(PROMPT):
Return each line below holding the string "camo".
EXCERPTED DATA START
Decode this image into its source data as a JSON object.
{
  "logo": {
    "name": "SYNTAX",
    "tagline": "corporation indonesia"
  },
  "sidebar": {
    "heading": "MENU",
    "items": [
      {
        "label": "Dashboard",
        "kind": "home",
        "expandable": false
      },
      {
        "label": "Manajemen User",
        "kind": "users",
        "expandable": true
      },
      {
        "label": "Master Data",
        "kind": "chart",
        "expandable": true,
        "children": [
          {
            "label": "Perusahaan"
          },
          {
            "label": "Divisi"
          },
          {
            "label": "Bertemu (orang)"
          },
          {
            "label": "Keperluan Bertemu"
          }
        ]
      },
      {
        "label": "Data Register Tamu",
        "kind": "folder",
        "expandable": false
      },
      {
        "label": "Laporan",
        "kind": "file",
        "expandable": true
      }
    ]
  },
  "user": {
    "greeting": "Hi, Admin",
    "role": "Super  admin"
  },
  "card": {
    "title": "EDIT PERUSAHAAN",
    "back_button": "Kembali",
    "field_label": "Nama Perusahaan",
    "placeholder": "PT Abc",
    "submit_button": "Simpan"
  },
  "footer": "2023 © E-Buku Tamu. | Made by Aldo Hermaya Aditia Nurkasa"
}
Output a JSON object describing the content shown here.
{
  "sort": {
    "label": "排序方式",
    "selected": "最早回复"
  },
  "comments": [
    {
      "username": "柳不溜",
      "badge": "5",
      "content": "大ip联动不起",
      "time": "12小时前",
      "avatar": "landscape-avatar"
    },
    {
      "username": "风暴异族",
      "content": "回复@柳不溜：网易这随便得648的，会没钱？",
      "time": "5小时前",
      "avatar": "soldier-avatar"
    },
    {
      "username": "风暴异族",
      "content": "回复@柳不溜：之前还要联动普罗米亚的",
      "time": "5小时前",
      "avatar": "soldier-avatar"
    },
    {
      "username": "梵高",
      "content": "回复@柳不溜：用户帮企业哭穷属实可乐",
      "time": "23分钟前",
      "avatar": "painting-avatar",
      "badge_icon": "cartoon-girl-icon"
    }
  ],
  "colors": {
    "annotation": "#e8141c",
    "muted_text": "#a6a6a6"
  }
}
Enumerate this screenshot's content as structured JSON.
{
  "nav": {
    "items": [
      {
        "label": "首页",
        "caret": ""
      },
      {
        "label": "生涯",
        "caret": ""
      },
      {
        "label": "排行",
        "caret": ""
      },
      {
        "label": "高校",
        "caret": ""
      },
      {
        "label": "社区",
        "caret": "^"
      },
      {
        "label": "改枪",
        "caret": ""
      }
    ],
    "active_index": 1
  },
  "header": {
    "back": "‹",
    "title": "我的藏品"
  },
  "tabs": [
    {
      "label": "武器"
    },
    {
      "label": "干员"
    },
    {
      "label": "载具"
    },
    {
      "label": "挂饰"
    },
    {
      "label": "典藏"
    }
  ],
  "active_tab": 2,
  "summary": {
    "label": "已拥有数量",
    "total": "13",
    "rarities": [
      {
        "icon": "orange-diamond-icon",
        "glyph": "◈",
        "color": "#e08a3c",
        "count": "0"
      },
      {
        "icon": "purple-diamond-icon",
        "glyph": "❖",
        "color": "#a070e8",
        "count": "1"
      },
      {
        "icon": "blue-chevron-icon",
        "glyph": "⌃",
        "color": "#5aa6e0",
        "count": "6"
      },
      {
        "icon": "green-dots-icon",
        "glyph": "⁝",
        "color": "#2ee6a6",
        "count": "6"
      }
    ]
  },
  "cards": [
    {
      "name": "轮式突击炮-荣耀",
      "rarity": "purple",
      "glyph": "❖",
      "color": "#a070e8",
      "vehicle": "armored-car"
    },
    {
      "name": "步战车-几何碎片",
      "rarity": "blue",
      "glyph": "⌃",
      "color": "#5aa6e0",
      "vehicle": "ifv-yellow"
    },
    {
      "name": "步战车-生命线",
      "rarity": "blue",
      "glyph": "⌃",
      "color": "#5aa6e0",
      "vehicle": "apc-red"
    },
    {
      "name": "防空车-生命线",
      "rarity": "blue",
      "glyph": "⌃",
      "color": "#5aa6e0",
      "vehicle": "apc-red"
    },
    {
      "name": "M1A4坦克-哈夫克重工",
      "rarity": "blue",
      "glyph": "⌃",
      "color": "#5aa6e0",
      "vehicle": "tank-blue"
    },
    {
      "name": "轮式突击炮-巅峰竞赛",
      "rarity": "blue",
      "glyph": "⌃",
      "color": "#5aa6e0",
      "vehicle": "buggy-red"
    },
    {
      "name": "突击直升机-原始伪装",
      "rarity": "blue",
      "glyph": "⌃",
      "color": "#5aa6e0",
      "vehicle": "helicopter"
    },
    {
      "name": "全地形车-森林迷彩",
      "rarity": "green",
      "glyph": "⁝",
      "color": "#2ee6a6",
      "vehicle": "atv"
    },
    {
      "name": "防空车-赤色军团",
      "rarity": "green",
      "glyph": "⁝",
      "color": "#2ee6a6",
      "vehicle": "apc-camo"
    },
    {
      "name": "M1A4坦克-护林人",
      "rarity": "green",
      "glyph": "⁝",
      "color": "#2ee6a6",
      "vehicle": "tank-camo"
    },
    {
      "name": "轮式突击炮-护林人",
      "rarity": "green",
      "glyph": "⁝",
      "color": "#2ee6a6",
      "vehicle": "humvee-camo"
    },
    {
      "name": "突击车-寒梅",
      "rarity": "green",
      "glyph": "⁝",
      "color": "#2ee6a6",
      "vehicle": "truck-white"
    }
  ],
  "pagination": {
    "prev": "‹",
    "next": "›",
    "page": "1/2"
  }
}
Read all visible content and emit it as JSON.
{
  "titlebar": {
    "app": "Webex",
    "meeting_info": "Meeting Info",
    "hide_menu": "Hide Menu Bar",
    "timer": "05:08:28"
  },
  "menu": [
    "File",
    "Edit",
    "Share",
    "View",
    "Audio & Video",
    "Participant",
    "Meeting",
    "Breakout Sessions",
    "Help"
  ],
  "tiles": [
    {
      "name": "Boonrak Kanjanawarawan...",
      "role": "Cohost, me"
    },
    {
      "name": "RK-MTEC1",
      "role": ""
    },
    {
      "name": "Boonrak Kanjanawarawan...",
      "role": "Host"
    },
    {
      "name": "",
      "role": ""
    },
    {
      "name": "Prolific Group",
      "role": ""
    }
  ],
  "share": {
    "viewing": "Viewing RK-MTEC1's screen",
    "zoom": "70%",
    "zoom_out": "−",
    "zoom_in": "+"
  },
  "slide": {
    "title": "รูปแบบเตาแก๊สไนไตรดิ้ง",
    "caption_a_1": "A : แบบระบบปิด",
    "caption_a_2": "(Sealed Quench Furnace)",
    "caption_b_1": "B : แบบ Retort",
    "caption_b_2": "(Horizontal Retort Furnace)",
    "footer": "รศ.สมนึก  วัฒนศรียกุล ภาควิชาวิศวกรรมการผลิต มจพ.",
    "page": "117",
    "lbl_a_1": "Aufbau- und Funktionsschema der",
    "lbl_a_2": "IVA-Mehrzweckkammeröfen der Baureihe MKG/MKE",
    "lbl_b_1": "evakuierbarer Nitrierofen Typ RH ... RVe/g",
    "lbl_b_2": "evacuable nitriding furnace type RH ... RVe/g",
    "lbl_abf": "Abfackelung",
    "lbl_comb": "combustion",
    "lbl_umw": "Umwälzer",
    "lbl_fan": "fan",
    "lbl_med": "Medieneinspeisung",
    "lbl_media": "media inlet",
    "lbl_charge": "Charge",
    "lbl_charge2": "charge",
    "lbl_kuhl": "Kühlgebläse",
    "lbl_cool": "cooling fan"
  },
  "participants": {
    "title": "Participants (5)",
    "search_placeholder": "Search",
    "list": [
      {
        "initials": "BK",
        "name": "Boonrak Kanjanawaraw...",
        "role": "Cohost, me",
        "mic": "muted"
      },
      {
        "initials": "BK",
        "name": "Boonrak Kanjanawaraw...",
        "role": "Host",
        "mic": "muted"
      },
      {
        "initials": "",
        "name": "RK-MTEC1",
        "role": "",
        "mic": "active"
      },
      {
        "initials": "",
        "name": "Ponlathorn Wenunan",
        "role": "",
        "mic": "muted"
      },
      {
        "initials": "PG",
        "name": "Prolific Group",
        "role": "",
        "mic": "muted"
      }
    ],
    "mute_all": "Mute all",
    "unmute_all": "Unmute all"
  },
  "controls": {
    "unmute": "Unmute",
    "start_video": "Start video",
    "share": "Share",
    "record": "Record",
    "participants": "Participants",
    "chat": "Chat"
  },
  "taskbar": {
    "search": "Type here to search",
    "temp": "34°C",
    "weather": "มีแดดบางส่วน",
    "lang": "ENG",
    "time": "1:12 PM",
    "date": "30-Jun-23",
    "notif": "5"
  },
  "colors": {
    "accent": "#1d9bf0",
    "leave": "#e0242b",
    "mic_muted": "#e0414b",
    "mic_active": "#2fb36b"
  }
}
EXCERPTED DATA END
(RESPONSE AREA):
      "vehicle": "apc-camo"
      "vehicle": "tank-camo"
      "vehicle": "humvee-camo"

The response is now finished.